-- WHAT TO DO --
Look through the lines below and copy each one that includes "Pasien".

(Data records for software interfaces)
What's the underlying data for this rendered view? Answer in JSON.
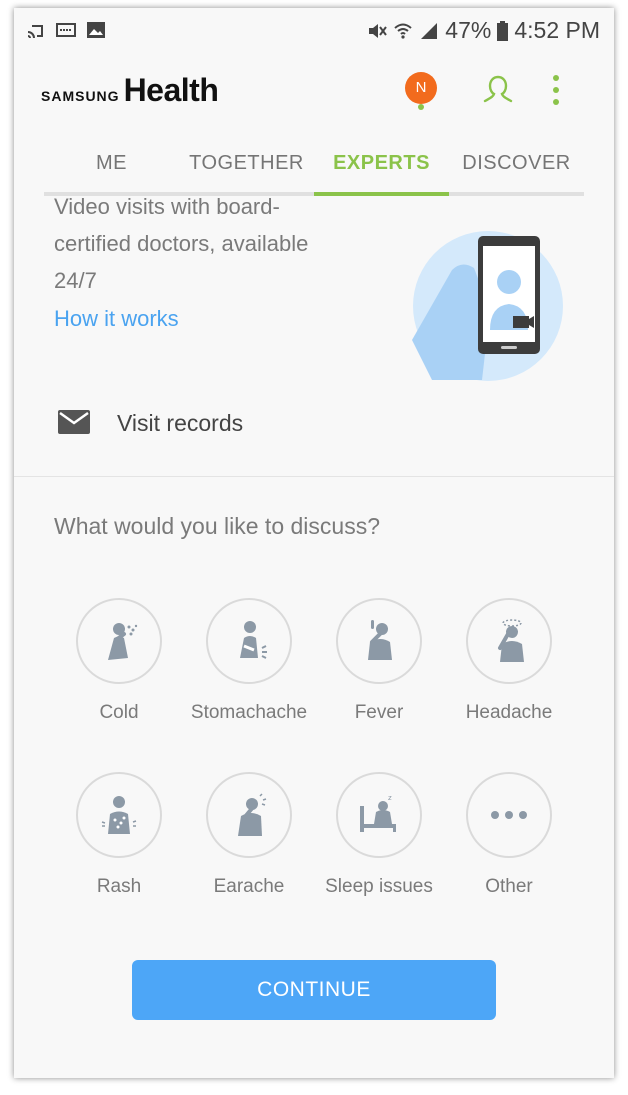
{
  "status_bar": {
    "battery": "47%",
    "time": "4:52 PM",
    "left_icons": [
      "cast-icon",
      "voicemail-icon",
      "image-icon"
    ],
    "right_icons": [
      "mute-icon",
      "wifi-icon",
      "signal-icon",
      "battery-icon"
    ]
  },
  "header": {
    "brand": "SAMSUNG",
    "app_name": "Health",
    "avatar_initial": "N",
    "avatar_color": "#f26b1d",
    "accent_color": "#8bc34a"
  },
  "tabs": [
    {
      "label": "ME"
    },
    {
      "label": "TOGETHER"
    },
    {
      "label": "EXPERTS",
      "active": true
    },
    {
      "label": "DISCOVER"
    }
  ],
  "experts": {
    "intro_text": "Video visits with board-certified doctors, available 24/7",
    "how_link": "How it works",
    "visit_records": "Visit records",
    "question": "What would you like to discuss?",
    "topics": [
      {
        "label": "Cold",
        "icon": "cold-icon"
      },
      {
        "label": "Stomachache",
        "icon": "stomachache-icon"
      },
      {
        "label": "Fever",
        "icon": "fever-icon"
      },
      {
        "label": "Headache",
        "icon": "headache-icon"
      },
      {
        "label": "Rash",
        "icon": "rash-icon"
      },
      {
        "label": "Earache",
        "icon": "earache-icon"
      },
      {
        "label": "Sleep issues",
        "icon": "sleep-issues-icon"
      },
      {
        "label": "Other",
        "icon": "more-horizontal-icon"
      }
    ],
    "continue_label": "CONTINUE",
    "button_color": "#4da6f7"
  }
}
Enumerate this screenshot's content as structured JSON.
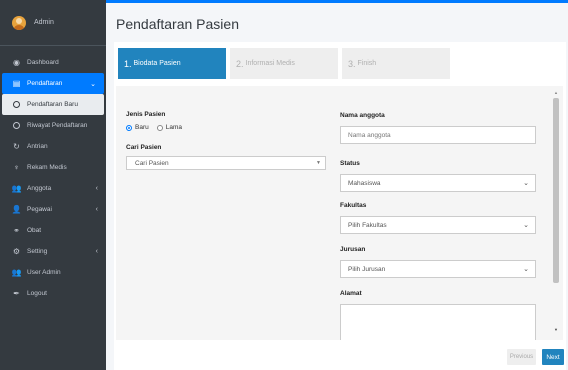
{
  "sidebar": {
    "user": "Admin",
    "items": [
      {
        "label": "Dashboard",
        "icon": "dashboard-icon"
      },
      {
        "label": "Pendaftaran",
        "icon": "form-icon",
        "active": true
      },
      {
        "label": "Pendaftaran Baru",
        "icon": "circle-icon",
        "sub": true
      },
      {
        "label": "Riwayat Pendaftaran",
        "icon": "circle-icon"
      },
      {
        "label": "Antrian",
        "icon": "sync-icon"
      },
      {
        "label": "Rekam Medis",
        "icon": "stethoscope-icon"
      },
      {
        "label": "Anggota",
        "icon": "users-icon"
      },
      {
        "label": "Pegawai",
        "icon": "user-tie-icon"
      },
      {
        "label": "Obat",
        "icon": "pills-icon"
      },
      {
        "label": "Setting",
        "icon": "gear-icon"
      },
      {
        "label": "User Admin",
        "icon": "users-cog-icon"
      },
      {
        "label": "Logout",
        "icon": "feather-icon"
      }
    ]
  },
  "page": {
    "title": "Pendaftaran Pasien"
  },
  "steps": [
    {
      "num": "1.",
      "label": "Biodata Pasien"
    },
    {
      "num": "2.",
      "label": "Informasi Medis"
    },
    {
      "num": "3.",
      "label": "Finish"
    }
  ],
  "form": {
    "jenis_label": "Jenis Pasien",
    "opt_baru": "Baru",
    "opt_lama": "Lama",
    "cari_label": "Cari Pasien",
    "cari_value": "Cari Pasien",
    "nama_label": "Nama anggota",
    "nama_placeholder": "Nama anggota",
    "status_label": "Status",
    "status_value": "Mahasiswa",
    "fakultas_label": "Fakultas",
    "fakultas_value": "Pilih Fakultas",
    "jurusan_label": "Jurusan",
    "jurusan_value": "Pilih Jurusan",
    "alamat_label": "Alamat"
  },
  "buttons": {
    "previous": "Previous",
    "next": "Next"
  },
  "colors": {
    "accent": "#007bff",
    "step_active": "#2184be",
    "sidebar": "#343a40"
  }
}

-- SOLVED PROBLEM --
    "title": "Pendaftaran Pasien"
      "label": "Biodata Pasien"
    "jenis_label": "Jenis Pasien",
    "cari_label": "Cari Pasien",
    "cari_value": "Cari Pasien",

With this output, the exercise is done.